There are two versions of the NCP which are implicated by this case, a 1985 version and a 1990 version. To determine which version of the NCP applies, "we look to the NCP that was in effect at the time [the EPA] incurred response costs, rather than to that in effect when [the EPA] initiated its response actions." Washington State Dept. of Transp., 59 F.3d at 802; NL Indus., Inc. v. Kaplan, 792 F.2d 896, 898 (9th Cir. 1986)
It appears from the record that the majority of the response costs were incurred beginning in 1990. However, the preliminary site assessment and E & E's initial inspection occurred in late 1989. We apply the 1990 version of the NCP to the majority of the response costs unless otherwise indicated.
The 1985 version of the NCP contains almost identical language.
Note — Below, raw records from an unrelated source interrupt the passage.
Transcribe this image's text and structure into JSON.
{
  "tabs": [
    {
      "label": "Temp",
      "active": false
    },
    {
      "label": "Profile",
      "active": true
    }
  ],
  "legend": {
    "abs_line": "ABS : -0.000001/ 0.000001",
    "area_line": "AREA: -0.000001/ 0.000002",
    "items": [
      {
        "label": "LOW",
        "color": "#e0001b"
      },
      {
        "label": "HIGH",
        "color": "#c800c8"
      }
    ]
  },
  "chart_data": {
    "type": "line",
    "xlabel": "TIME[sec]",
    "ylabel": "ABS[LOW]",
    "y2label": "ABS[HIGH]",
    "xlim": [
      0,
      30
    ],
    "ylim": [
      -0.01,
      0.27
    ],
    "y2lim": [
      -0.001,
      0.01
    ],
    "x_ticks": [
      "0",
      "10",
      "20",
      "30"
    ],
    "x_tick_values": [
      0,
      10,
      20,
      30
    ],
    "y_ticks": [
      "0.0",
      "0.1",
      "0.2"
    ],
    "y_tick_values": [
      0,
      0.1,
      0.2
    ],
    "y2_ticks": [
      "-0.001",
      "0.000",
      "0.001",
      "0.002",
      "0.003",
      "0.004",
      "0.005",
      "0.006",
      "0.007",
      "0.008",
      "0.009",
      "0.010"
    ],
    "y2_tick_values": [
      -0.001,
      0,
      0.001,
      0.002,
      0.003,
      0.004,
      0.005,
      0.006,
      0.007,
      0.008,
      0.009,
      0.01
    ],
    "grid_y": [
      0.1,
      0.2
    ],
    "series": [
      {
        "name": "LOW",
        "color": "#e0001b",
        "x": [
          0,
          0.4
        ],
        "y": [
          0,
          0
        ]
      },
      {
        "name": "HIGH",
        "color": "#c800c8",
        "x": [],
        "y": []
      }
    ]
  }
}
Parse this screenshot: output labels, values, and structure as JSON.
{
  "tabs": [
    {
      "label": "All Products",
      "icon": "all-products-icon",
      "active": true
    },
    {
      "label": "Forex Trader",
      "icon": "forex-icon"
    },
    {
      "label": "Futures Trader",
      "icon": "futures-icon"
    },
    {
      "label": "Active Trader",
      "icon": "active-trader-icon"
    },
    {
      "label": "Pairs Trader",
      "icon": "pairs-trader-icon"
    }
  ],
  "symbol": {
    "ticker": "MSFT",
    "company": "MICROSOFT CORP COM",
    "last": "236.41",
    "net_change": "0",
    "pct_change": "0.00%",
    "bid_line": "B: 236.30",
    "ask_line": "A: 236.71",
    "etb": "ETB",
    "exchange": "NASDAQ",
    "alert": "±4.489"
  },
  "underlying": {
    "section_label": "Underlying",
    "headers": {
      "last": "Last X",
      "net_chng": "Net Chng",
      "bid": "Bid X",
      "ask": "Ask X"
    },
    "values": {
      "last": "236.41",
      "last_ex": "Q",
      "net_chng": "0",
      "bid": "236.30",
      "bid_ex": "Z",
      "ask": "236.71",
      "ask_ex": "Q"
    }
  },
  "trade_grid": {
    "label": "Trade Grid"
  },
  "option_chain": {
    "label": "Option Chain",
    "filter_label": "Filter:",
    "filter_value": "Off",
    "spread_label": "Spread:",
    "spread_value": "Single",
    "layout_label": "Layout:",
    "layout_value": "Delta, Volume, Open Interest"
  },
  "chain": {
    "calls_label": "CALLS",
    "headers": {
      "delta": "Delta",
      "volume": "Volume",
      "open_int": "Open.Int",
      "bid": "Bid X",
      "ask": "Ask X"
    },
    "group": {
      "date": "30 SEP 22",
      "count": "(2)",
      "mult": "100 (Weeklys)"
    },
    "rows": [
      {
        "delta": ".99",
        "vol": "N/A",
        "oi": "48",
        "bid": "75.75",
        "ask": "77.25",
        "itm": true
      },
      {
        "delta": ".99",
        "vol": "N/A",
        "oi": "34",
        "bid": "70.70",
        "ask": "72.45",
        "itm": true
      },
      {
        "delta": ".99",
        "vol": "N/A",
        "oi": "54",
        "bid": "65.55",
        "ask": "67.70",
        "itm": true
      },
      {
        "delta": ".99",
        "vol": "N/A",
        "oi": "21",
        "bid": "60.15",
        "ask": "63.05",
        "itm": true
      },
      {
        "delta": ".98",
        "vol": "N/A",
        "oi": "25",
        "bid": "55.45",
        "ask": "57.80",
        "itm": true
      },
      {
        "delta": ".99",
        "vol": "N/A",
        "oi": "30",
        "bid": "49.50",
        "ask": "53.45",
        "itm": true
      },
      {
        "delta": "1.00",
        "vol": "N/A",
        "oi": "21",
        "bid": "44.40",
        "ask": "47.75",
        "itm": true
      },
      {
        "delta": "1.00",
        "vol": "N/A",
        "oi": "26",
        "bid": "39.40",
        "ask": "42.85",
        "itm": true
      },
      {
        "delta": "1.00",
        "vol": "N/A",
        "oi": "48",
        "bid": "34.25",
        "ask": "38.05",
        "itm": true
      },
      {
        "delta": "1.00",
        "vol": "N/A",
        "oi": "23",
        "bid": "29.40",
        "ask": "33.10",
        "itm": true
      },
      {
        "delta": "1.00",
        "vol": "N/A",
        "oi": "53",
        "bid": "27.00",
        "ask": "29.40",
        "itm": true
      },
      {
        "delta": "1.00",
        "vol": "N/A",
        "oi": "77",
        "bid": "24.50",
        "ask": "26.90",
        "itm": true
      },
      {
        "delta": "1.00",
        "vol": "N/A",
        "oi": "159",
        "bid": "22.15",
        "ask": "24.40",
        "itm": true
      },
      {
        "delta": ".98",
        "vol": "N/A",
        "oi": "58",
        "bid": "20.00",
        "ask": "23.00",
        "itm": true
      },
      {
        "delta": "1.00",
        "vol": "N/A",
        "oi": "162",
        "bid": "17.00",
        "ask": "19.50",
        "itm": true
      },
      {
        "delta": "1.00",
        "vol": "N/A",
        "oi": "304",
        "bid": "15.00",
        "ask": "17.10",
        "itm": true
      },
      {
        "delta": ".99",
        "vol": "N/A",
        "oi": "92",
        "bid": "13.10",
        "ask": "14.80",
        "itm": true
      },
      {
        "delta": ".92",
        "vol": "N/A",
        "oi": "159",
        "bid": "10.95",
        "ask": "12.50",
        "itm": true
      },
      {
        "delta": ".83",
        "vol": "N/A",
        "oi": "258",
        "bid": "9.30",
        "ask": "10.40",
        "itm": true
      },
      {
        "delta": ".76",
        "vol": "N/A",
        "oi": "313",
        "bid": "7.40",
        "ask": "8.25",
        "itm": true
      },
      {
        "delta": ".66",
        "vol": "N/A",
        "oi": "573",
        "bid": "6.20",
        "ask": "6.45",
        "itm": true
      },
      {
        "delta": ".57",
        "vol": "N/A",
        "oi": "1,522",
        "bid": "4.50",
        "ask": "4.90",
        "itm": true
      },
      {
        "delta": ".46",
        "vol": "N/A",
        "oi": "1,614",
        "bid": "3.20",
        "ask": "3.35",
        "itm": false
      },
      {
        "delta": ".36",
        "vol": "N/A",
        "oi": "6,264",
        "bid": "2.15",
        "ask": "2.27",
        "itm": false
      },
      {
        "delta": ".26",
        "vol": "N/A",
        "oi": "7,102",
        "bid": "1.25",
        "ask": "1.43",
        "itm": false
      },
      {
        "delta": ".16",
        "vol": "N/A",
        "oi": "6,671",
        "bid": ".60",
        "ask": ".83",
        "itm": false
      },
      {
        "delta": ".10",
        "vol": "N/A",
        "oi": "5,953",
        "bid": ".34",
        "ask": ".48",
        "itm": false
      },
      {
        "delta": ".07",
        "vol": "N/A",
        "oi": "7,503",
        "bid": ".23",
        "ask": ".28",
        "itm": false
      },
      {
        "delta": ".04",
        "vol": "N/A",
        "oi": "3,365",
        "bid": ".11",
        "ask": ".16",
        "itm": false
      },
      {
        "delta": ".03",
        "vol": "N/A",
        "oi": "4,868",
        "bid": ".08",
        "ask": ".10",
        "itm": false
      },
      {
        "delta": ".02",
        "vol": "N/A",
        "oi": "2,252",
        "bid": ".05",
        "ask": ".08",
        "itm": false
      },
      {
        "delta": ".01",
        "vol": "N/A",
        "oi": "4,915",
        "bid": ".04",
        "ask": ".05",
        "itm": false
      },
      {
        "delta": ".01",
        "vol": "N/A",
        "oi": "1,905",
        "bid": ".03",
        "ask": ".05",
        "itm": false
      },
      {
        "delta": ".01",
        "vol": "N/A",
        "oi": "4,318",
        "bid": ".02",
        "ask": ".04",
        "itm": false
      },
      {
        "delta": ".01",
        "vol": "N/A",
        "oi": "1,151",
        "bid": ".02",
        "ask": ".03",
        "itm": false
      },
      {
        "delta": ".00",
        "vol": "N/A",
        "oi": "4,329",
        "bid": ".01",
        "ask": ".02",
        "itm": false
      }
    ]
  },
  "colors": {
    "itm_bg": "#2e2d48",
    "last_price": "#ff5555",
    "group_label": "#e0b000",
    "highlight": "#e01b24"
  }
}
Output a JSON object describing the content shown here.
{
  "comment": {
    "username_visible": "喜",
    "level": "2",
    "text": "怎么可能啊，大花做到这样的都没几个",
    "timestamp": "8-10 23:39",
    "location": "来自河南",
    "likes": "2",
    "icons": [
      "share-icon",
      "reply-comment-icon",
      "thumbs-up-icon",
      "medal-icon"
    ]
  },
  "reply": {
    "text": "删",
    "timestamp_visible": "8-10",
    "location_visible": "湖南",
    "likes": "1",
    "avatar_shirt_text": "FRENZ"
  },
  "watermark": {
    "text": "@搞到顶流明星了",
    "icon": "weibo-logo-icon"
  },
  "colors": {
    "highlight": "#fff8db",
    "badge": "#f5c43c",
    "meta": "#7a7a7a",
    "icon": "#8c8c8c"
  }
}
See 40 C.F.R. § 300.69 (1985)
The section of the NCP involving documentation of response actions and costs does not limit the admissible documentation to the administrative record. See 40 C.F.R. § 300.160(a) (1)
The 1985 version of the NCP contains similar language. See 40 C.F.R. § 300.65(a) (1) (1985)
The 1985 version of the NCP contains the same language. 40 C.F.R. § 300.65(b) (2) (1985)
Under section 107(a) (4) (A), a covered person is liable for "all costs of removal or remedial action incurred by the United States Government or a State or an Indian Tribe not inconsistent with the national contingency plan." 42 U.S.C. § 9607(a) (4) (A). In contrast, CERCLA § 107(a) (4) (B), allows a private party to recover "any other necessary costs of response." 42 U.S.C. § 9607(a) (4) (B)
Section 9601(25) provides:
The terms "respond" or "response" means remove, removal, remedy, remedial action; all such terms (including the terms "removal" and "remedial action") include enforcement activities related thereto.
42 U.S.C. § 9601(25).
CERCLA § 104(b) is codified at 42 U.S.C. § 9604(b) (1). This section provides that "whenever the President is authorized to act pursuant to sub-section (a) of this section [to remove or arrange for the removal of, and provide remedial action relating to hazardous material] ... [t]he President may undertake such planning, legal, fiscal, economic, engineering, architectural, and other studies or investigations as he may deem necessary or appropriate to plan and direct response actions, to recover the costs thereof, and to enforce the provisions of this chapter."
Other circuits have addressed related issues involving the scope of response costs under CERCLA § 107(a). The Eighth Circuit in Gurley held that attorney fees are recoverable as an administrative cost. The court held that the government's attorney fees associated with identifying potentially responsible parties were recoverable as "a necessary part of the EPA's legitimate enforcement activities." Gurley, 43 F.3d at 1200. But see United States v. Dico, Inc., 136 F.3d 572 (8th Cir. 1998) (vacating the decision of the district court regarding the recovery of indirect and oversight costs under § 107(a) and stating the issue is reserved for "another day, and quite possibly another case.")